A green future for Mike Davies
Mike Davies has got his life sorted. He’s on an ocean-going catamaran in Darwin or somewhere wet and hot up north, and is ringing up to check what I thought of his new wines. He likes to spend six months on the boat if he can swing it, and thanks to modern communications he can conduct his business on the run (that’s a sailing expression: Ed).Mike has just launched his latest brainwave on the wine world: Greenskin.
Mike has just launched his latest brainwave on the wine world: Greenskin. It’s wine in a plastic pouch, which I suspect is very handy when you’re spending half your life on a yacht. Bottles are heavy, they break easily and that can be a catastrophe on a boat, where there’s often a lot of exposed flesh. The pouches are also very easy to stow because of the flexibility of their soft packaging. And they chill more quickly than glass bottles. If you’re sailing south, say in the Roaring Forties, you could probably chill them by towing them on a rope behind the boat.

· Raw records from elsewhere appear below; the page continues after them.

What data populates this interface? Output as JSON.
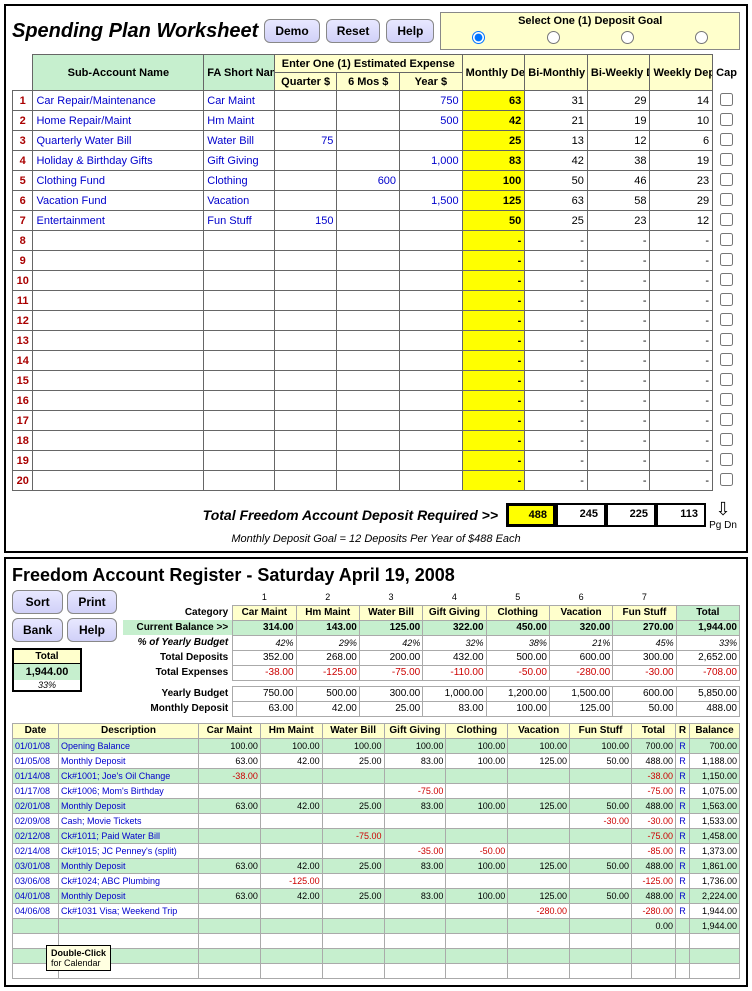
{
  "worksheet": {
    "title": "Spending Plan Worksheet",
    "buttons": {
      "demo": "Demo",
      "reset": "Reset",
      "help": "Help"
    },
    "depositGoalTitle": "Select One (1) Deposit Goal",
    "headers": {
      "subAccount": "Sub-Account Name",
      "faShort": "FA Short Name",
      "estExpense": "Enter One (1) Estimated Expense",
      "quarter": "Quarter $",
      "sixmos": "6 Mos $",
      "year": "Year $",
      "monthly": "Monthly Deposit $",
      "bimonthly": "Bi-Monthly Deposit $",
      "biweekly": "Bi-Weekly Deposit $",
      "weekly": "Weekly Deposit $",
      "cap": "Cap"
    },
    "rows": [
      {
        "n": "1",
        "name": "Car Repair/Maintenance",
        "short": "Car Maint",
        "q": "",
        "m6": "",
        "yr": "750",
        "mo": "63",
        "bm": "31",
        "bw": "29",
        "wk": "14"
      },
      {
        "n": "2",
        "name": "Home Repair/Maint",
        "short": "Hm Maint",
        "q": "",
        "m6": "",
        "yr": "500",
        "mo": "42",
        "bm": "21",
        "bw": "19",
        "wk": "10"
      },
      {
        "n": "3",
        "name": "Quarterly Water Bill",
        "short": "Water Bill",
        "q": "75",
        "m6": "",
        "yr": "",
        "mo": "25",
        "bm": "13",
        "bw": "12",
        "wk": "6"
      },
      {
        "n": "4",
        "name": "Holiday & Birthday Gifts",
        "short": "Gift Giving",
        "q": "",
        "m6": "",
        "yr": "1,000",
        "mo": "83",
        "bm": "42",
        "bw": "38",
        "wk": "19"
      },
      {
        "n": "5",
        "name": "Clothing Fund",
        "short": "Clothing",
        "q": "",
        "m6": "600",
        "yr": "",
        "mo": "100",
        "bm": "50",
        "bw": "46",
        "wk": "23"
      },
      {
        "n": "6",
        "name": "Vacation Fund",
        "short": "Vacation",
        "q": "",
        "m6": "",
        "yr": "1,500",
        "mo": "125",
        "bm": "63",
        "bw": "58",
        "wk": "29"
      },
      {
        "n": "7",
        "name": "Entertainment",
        "short": "Fun Stuff",
        "q": "150",
        "m6": "",
        "yr": "",
        "mo": "50",
        "bm": "25",
        "bw": "23",
        "wk": "12"
      },
      {
        "n": "8"
      },
      {
        "n": "9"
      },
      {
        "n": "10"
      },
      {
        "n": "11"
      },
      {
        "n": "12"
      },
      {
        "n": "13"
      },
      {
        "n": "14"
      },
      {
        "n": "15"
      },
      {
        "n": "16"
      },
      {
        "n": "17"
      },
      {
        "n": "18"
      },
      {
        "n": "19"
      },
      {
        "n": "20"
      }
    ],
    "totalLabel": "Total Freedom Account Deposit Required  >>",
    "totals": {
      "mo": "488",
      "bm": "245",
      "bw": "225",
      "wk": "113"
    },
    "subnote": "Monthly Deposit Goal = 12 Deposits Per Year of $488 Each",
    "pgdn": "Pg Dn"
  },
  "register": {
    "title": "Freedom Account Register - Saturday April 19, 2008",
    "buttons": {
      "sort": "Sort",
      "print": "Print",
      "bank": "Bank",
      "help": "Help"
    },
    "labels": {
      "category": "Category",
      "curbal": "Current Balance >>",
      "pct": "% of Yearly Budget",
      "totdep": "Total Deposits",
      "totexp": "Total Expenses",
      "yrbud": "Yearly Budget",
      "modep": "Monthly Deposit",
      "total": "Total"
    },
    "totbox": {
      "label": "Total",
      "value": "1,944.00",
      "pct": "33%"
    },
    "catnums": [
      "1",
      "2",
      "3",
      "4",
      "5",
      "6",
      "7",
      ""
    ],
    "cats": [
      "Car Maint",
      "Hm Maint",
      "Water Bill",
      "Gift Giving",
      "Clothing",
      "Vacation",
      "Fun Stuff",
      "Total"
    ],
    "balance": [
      "314.00",
      "143.00",
      "125.00",
      "322.00",
      "450.00",
      "320.00",
      "270.00",
      "1,944.00"
    ],
    "pcts": [
      "42%",
      "29%",
      "42%",
      "32%",
      "38%",
      "21%",
      "45%",
      "33%"
    ],
    "deposits": [
      "352.00",
      "268.00",
      "200.00",
      "432.00",
      "500.00",
      "600.00",
      "300.00",
      "2,652.00"
    ],
    "expenses": [
      "-38.00",
      "-125.00",
      "-75.00",
      "-110.00",
      "-50.00",
      "-280.00",
      "-30.00",
      "-708.00"
    ],
    "yrbudget": [
      "750.00",
      "500.00",
      "300.00",
      "1,000.00",
      "1,200.00",
      "1,500.00",
      "600.00",
      "5,850.00"
    ],
    "modeposit": [
      "63.00",
      "42.00",
      "25.00",
      "83.00",
      "100.00",
      "125.00",
      "50.00",
      "488.00"
    ],
    "ledgerHeaders": {
      "date": "Date",
      "desc": "Description",
      "r": "R",
      "bal": "Balance"
    },
    "ledger": [
      {
        "date": "01/01/08",
        "desc": "Opening Balance",
        "v": [
          "100.00",
          "100.00",
          "100.00",
          "100.00",
          "100.00",
          "100.00",
          "100.00"
        ],
        "tot": "700.00",
        "r": "R",
        "bal": "700.00",
        "g": true
      },
      {
        "date": "01/05/08",
        "desc": "Monthly Deposit",
        "v": [
          "63.00",
          "42.00",
          "25.00",
          "83.00",
          "100.00",
          "125.00",
          "50.00"
        ],
        "tot": "488.00",
        "r": "R",
        "bal": "1,188.00"
      },
      {
        "date": "01/14/08",
        "desc": "Ck#1001; Joe's Oil Change",
        "v": [
          "-38.00",
          "",
          "",
          "",
          "",
          "",
          ""
        ],
        "tot": "-38.00",
        "r": "R",
        "bal": "1,150.00",
        "g": true
      },
      {
        "date": "01/17/08",
        "desc": "Ck#1006; Mom's Birthday",
        "v": [
          "",
          "",
          "",
          "-75.00",
          "",
          "",
          ""
        ],
        "tot": "-75.00",
        "r": "R",
        "bal": "1,075.00"
      },
      {
        "date": "02/01/08",
        "desc": "Monthly Deposit",
        "v": [
          "63.00",
          "42.00",
          "25.00",
          "83.00",
          "100.00",
          "125.00",
          "50.00"
        ],
        "tot": "488.00",
        "r": "R",
        "bal": "1,563.00",
        "g": true
      },
      {
        "date": "02/09/08",
        "desc": "Cash; Movie Tickets",
        "v": [
          "",
          "",
          "",
          "",
          "",
          "",
          "-30.00"
        ],
        "tot": "-30.00",
        "r": "R",
        "bal": "1,533.00"
      },
      {
        "date": "02/12/08",
        "desc": "Ck#1011; Paid Water Bill",
        "v": [
          "",
          "",
          "-75.00",
          "",
          "",
          "",
          ""
        ],
        "tot": "-75.00",
        "r": "R",
        "bal": "1,458.00",
        "g": true
      },
      {
        "date": "02/14/08",
        "desc": "Ck#1015; JC Penney's (split)",
        "v": [
          "",
          "",
          "",
          "-35.00",
          "-50.00",
          "",
          ""
        ],
        "tot": "-85.00",
        "r": "R",
        "bal": "1,373.00"
      },
      {
        "date": "03/01/08",
        "desc": "Monthly Deposit",
        "v": [
          "63.00",
          "42.00",
          "25.00",
          "83.00",
          "100.00",
          "125.00",
          "50.00"
        ],
        "tot": "488.00",
        "r": "R",
        "bal": "1,861.00",
        "g": true
      },
      {
        "date": "03/06/08",
        "desc": "Ck#1024; ABC Plumbing",
        "v": [
          "",
          "-125.00",
          "",
          "",
          "",
          "",
          ""
        ],
        "tot": "-125.00",
        "r": "R",
        "bal": "1,736.00"
      },
      {
        "date": "04/01/08",
        "desc": "Monthly Deposit",
        "v": [
          "63.00",
          "42.00",
          "25.00",
          "83.00",
          "100.00",
          "125.00",
          "50.00"
        ],
        "tot": "488.00",
        "r": "R",
        "bal": "2,224.00",
        "g": true
      },
      {
        "date": "04/06/08",
        "desc": "Ck#1031 Visa; Weekend Trip",
        "v": [
          "",
          "",
          "",
          "",
          "",
          "-280.00",
          ""
        ],
        "tot": "-280.00",
        "r": "R",
        "bal": "1,944.00"
      },
      {
        "date": "",
        "desc": "",
        "v": [
          "",
          "",
          "",
          "",
          "",
          "",
          ""
        ],
        "tot": "0.00",
        "r": "",
        "bal": "1,944.00",
        "g": true,
        "plain": true
      },
      {
        "date": "",
        "desc": "",
        "v": [
          "",
          "",
          "",
          "",
          "",
          "",
          ""
        ],
        "tot": "",
        "r": "",
        "bal": "",
        "g": false,
        "empty": true
      },
      {
        "date": "",
        "desc": "",
        "v": [
          "",
          "",
          "",
          "",
          "",
          "",
          ""
        ],
        "tot": "",
        "r": "",
        "bal": "",
        "g": true,
        "empty": true
      },
      {
        "date": "",
        "desc": "",
        "v": [
          "",
          "",
          "",
          "",
          "",
          "",
          ""
        ],
        "tot": "",
        "r": "",
        "bal": "",
        "g": false,
        "empty": true
      }
    ],
    "tooltip": "Double-Click for Calendar"
  }
}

The Greenskins are all Western Australian wines, mostly Margaret River, so it’s obvious that Mike is pitching them at the quality market. They’re not really a substitute for the 4-litre cask. They cost a lot more: they range from AUD $22.50 to AUD $33* each. I query Mike on this and he replies that the packaging is expensive to produce. Everything is designed and manufactured from a standing start. Each pouch has a cute little spout on top with a cute little plastic cap on it. They look a bit like some of those kids’ drinks you see in supermarkets.
When you hold one in your hand it seems impossible that it contains 750ml. The pouch measures about 17cm x 9cm x 6cm. Not much bigger than a lantern battery.

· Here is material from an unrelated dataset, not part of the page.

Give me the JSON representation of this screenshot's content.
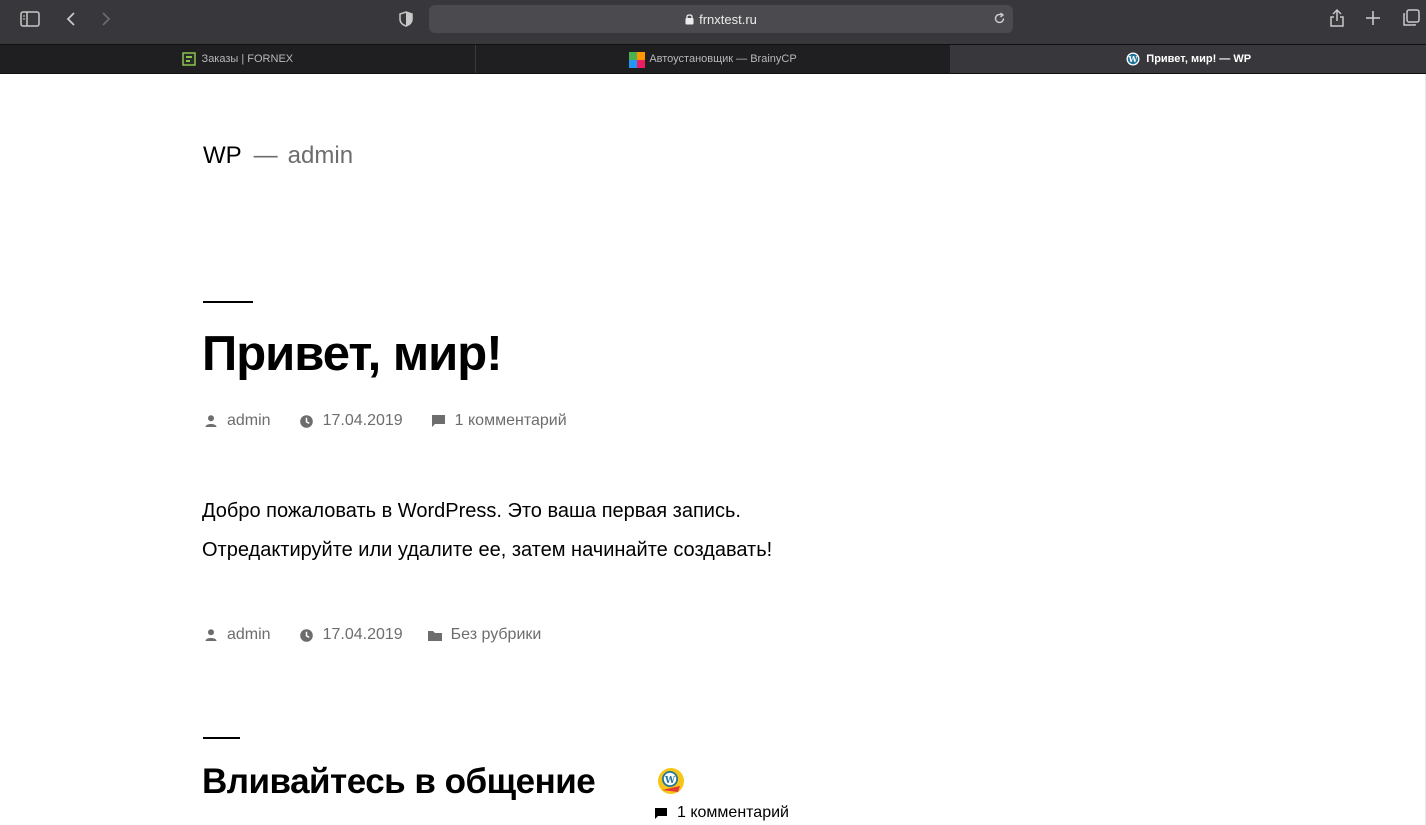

There are six varieties: rosé, chardonnay, sauvignon blanc semillon, cabernet merlot, and syrah—all Margaret River—and a pinot noir from the Great Southern. The cab merlot is a 2018, so it’s not ridiculously young. The syrah is a 2019 and the others are 2020.

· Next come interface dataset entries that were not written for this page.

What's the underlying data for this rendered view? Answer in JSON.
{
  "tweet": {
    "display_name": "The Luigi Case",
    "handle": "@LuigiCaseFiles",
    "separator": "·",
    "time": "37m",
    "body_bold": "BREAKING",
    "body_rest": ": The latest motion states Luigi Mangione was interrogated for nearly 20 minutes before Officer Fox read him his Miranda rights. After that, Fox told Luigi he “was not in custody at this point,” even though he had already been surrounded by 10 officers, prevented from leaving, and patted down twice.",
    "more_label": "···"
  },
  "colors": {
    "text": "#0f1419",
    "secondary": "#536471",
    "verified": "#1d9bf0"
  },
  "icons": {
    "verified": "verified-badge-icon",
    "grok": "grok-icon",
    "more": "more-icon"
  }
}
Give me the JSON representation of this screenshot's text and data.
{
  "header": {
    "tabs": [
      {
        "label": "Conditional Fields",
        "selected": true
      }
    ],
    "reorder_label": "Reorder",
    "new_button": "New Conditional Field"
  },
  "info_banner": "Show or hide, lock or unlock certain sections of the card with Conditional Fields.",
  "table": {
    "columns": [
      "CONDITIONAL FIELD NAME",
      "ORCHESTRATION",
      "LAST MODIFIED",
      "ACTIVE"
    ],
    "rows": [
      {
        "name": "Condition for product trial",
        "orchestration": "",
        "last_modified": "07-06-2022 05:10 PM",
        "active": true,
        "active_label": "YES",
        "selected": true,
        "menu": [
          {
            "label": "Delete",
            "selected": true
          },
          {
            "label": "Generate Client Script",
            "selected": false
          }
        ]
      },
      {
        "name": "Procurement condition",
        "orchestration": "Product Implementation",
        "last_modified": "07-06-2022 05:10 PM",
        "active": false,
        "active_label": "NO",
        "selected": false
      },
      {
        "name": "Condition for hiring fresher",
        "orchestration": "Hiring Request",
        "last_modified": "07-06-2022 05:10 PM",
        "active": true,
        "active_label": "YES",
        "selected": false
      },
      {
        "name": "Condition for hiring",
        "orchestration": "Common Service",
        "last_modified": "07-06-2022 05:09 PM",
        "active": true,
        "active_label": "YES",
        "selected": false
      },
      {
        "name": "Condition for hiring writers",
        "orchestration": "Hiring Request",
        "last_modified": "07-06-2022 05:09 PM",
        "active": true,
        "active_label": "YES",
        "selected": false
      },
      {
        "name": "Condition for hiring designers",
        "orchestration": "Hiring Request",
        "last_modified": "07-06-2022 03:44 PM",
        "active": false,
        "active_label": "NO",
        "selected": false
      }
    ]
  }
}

Another reason for the high production cost is that each pack (you buy them in boxes of six, straight or mixed) comes with a green plastic bag so that you can put your six empties in it and send it back to Mike for recycling. Postage paid. Neat idea.
Mike is a little apologetic that he has become a traitor to the business that made him a very comfortable living, which was a portable wine-bottling business called Portavin.
Portavin owns trucks with big trailers, and on the trailers is an entire bottling line. They drive it up to your winery, plug the power in, attach hoses, and away they go. Needless to say, Portavin is all about getting wine into glass bottles, while Greenskinwine is all about environmentally friendly alternative packaging—alternative to glass.
The list of benefits is lengthy. Lightweight, unbreakable, compact, resealable, quick to chill, takes less than 20% of the energy to produce compared to a glass bottle, creates less emissions when transported, and is 100% recyclable.Mike Davies is not just another opportunist hovering vulture-like over the wine industry. He’s a qualified and experienced winemaker.
One extra benefit is that you can reseal the pack without letting air in. If you’re careful, very careful (otherwise you’ll get a faceful of wine), you can squeeze the air out of the pack before you replace the cap. This will lengthen the life of the wine. It will take longer to spoil—but let’s be serious, that will only be an issue for very slow drinkers.
Mike Davies is not just another opportunist hovering vulture-like over the wine industry. He’s a qualified and experienced winemaker. After studying at Roseworthy, and working in other people’s wineries, he and his then-wife Jan set up a winery called Sandstone in Margaret River. But Portavin was his moment of genius.
It expanded throughout Australia and New Zealand and is still doing a roaring business, bottling for over 800 wineries, although Mike is no longer involved. He sold the business to packaging heavyweight San Miguel Yamamura in 2017.
Mike’s partner in the Greenskin business and in life, Kim, actually studied ‘recreation’ at university, then worked in east coast tropical island resorts.
Work? It’s the curse of the sailing class.
*The reds are AUD $198 for six, the chardonnay AUD $155, rosé AUD $149 and SBS AUD $135. Some notable winemakers are involved: Brian Fletcher of Calneggia made the cab-merlot, Japo Dalli Carni at McHenry Hohnen made the syrah, Severine Logan of Calneggia the chardonnay, Bruce Dukes and Remi Guise at Domaine Naturaliste made the SBS.